### Information shown
☆ ☆ ☆ ☆

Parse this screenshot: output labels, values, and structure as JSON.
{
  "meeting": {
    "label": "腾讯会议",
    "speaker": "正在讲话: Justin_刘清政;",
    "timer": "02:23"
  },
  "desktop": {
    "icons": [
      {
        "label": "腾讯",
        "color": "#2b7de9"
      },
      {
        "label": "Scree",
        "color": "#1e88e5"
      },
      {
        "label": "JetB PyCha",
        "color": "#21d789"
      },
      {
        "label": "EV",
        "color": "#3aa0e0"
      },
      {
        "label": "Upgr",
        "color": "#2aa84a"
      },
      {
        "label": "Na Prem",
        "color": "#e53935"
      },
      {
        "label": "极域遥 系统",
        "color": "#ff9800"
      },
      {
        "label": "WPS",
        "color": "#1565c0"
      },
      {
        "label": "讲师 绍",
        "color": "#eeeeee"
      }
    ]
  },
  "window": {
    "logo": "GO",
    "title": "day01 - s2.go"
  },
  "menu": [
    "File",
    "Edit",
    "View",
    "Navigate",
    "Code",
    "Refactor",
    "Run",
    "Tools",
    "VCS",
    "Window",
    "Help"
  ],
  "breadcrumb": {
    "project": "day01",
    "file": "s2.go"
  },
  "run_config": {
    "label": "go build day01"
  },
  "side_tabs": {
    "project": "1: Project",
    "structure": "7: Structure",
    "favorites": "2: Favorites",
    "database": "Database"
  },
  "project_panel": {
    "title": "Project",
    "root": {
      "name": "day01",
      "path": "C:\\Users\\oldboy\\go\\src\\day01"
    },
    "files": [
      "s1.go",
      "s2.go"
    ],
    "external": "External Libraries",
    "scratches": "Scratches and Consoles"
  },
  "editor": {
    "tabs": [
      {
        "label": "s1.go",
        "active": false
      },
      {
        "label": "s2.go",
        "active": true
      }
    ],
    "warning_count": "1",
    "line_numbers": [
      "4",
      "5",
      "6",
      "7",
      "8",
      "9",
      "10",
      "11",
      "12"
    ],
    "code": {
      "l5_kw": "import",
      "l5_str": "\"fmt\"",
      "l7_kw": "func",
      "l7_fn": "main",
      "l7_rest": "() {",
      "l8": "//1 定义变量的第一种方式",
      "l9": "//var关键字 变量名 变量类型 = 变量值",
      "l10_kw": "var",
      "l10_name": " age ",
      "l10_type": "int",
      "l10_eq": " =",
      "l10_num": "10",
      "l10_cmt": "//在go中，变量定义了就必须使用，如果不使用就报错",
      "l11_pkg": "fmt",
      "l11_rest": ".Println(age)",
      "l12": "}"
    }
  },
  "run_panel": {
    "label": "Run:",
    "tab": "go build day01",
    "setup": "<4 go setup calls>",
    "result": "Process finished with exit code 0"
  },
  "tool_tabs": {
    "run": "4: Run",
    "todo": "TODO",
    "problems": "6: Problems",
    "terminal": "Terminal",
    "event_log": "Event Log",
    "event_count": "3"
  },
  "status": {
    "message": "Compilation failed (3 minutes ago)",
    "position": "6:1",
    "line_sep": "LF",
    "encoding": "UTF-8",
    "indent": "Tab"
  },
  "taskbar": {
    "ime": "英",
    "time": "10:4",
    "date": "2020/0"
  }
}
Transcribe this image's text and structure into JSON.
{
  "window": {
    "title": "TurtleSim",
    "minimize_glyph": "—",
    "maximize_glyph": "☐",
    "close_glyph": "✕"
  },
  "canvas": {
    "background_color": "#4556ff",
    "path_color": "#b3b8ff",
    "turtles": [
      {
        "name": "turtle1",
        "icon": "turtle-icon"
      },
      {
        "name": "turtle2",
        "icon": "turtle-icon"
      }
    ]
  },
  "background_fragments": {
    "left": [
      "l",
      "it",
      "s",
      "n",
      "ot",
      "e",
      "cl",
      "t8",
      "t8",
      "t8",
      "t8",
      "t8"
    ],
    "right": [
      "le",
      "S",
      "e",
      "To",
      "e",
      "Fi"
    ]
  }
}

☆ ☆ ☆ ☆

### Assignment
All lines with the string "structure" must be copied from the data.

### Task solution
Parse this screenshot: output labels, values, and structure as JSON.
    "structure": "7: Structure",
Transcribe this image's text and structure into JSON.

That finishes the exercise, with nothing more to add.